"In my opinion," the former Inter defender told Goal back in 2015, "you should pray, and then commit a foul on him!"
Such an approach doesn't always work, though. Casemiro & Co. kicked lumps out of Messi at the Bernabeu in 2017, even leaving him with a bloody mouth, yet he kept running at them and ended up scoring a last-minute winner.
Essentially, it is difficult to keep a good man down. Which, of course, is just as well for Barca.
The Blaugrana are already the only club in history to win a continental treble twice. Now, thanks to their clinical Copa win in Madrid, they remain on course for a third.
Messi, of course, is the principal reason why.

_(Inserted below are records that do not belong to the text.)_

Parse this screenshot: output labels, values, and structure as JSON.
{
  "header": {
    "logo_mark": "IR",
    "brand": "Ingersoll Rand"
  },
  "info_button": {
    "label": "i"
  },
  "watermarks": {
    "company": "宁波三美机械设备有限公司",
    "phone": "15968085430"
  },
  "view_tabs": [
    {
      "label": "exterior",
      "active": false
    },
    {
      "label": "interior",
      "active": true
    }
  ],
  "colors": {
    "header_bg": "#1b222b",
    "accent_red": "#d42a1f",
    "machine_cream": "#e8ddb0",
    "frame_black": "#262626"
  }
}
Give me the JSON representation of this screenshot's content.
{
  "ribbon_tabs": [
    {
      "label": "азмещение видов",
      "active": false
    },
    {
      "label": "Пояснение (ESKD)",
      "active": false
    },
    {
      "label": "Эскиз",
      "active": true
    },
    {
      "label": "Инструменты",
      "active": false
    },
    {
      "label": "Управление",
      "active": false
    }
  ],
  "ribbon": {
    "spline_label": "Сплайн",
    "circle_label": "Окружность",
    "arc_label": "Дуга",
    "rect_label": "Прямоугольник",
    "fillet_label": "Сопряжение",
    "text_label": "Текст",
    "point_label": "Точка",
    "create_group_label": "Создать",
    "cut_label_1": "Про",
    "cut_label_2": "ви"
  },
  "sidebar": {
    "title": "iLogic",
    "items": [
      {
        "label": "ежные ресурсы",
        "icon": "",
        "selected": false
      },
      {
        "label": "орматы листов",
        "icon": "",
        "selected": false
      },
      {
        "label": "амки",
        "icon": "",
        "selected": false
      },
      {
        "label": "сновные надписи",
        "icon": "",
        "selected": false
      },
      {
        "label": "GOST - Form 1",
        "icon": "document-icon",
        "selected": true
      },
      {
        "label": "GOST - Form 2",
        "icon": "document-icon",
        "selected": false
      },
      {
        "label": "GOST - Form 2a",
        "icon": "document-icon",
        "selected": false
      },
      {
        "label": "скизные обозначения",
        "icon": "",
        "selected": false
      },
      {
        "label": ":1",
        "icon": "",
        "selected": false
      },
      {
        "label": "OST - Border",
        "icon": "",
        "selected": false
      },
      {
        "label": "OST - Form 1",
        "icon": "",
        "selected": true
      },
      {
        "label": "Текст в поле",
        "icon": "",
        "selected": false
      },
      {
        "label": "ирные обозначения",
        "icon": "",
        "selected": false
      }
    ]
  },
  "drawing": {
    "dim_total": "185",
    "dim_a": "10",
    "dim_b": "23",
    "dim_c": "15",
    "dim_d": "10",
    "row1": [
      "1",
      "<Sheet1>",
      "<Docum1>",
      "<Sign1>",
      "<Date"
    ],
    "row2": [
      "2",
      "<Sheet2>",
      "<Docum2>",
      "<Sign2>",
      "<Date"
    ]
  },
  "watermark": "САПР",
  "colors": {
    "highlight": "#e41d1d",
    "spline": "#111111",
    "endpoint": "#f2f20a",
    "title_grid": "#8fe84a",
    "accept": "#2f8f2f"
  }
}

Subdued as he may have been against Real, Barca would not have even made the semis had it not been for their captain, who orchestrated second-leg fightbacks in both the last 16, against Levante, and the quarter-finals, against Sevilla.
Such heroics were only required because the skipper had been rested for the first legs. And why had he been rested? Because Messi has been almost carrying Barcelona on his own this season, certainly from an offensive perspective.
Defensive midfielder Sergio Busquets and centre-back Gerard Pique – who, along with Messi, are bidding to become the first players ever to win three trebles – are both proving reports of their demise have been greatly exaggerated, while Marc-Andre ter Stegen is continually performing miracles in goal.
Furthermore, left-back Jordi Alba is Barca's most dangerous attacker after Messi, which also says much about how inconsistently Suarez, Ousmane Dembele and, worst of all, Philippe Coutinho have been performing.
Thus, the responsibility to make something happen almost always falls on the captain's shoulders, making the potential for fatigue obvious.
As former Barcelona striker Sonny Anderson told Goal, Ernesto Valverde needs to play Messi as often as possible while at the same time protecting him from burn-out.
"The team has the quality to play some games without Messi," the Brazilian acknowledged.
“But, as a rule, Valverde has to try to get the most out of him because he is the only player in the world capable of deciding a game on his own.”
Indeed, Barca have scored 100 goals this season; Messi has been directly involved in just under half of them, scoring more (33) and creating more (15) than any other player across Europe's 'Big Five' leagues.
What's more, he has played 33 games; only in seven of those outings did he fail to contribute to a goal, and even two of those appearances came as a substitute.
Messidependencia has existed for some time now but its current scale is truly staggering.
As was his performance in last weekend's 4-2 victory at Sevilla, with the 31-year-old scoring a hat-trick as spectacular as it was important.
Twice Barca trailed at the Ramon Sanchez Pizjuan, twice Messi drew them level with goal-of-the-week contenders – one off either foot.
He then edged them ahead with an exquisite dinked finish with five minutes to go before setting up his struggling strike partner Suarez for a morale-boosting goal in injury time.
Without that strike, who knows if Suarez would have finished with such unerring accuracy against Real on Wednesday? He had certainly struggled to play with such dynamism and precision since last October's Clasico rout of Julen Lopetegui's sorry Real side.
Regardless, Suarez's timely double means that Barca are now perfectly primed for a third treble.
They sit seven points clear of Atletico Madrid at the top of the Liga table, will play Valencia in the Copa del Rey final, and face Lyon in the last 16 of the most wide-open Champions League in years, having drawn 0-0 in the first leg in France.
There are still many massive matches to come, though, starting with Saturday's Liga Clasico at the Bernabeu.
It is Barca's toughest remaining away game but victory would almost certainly reduce La Liga to a two-horse race with Atletico, whom they host in April.
Real, though, will feel that if they take their chances this time, they can propel themselves back into contention.
However, while Barca could again play as badly as they did three days ago, it's unlikely Messi will.
Fatigue could well prove an issue; boredom certainly will not.
The treble is on again. It would be his most impressive yet.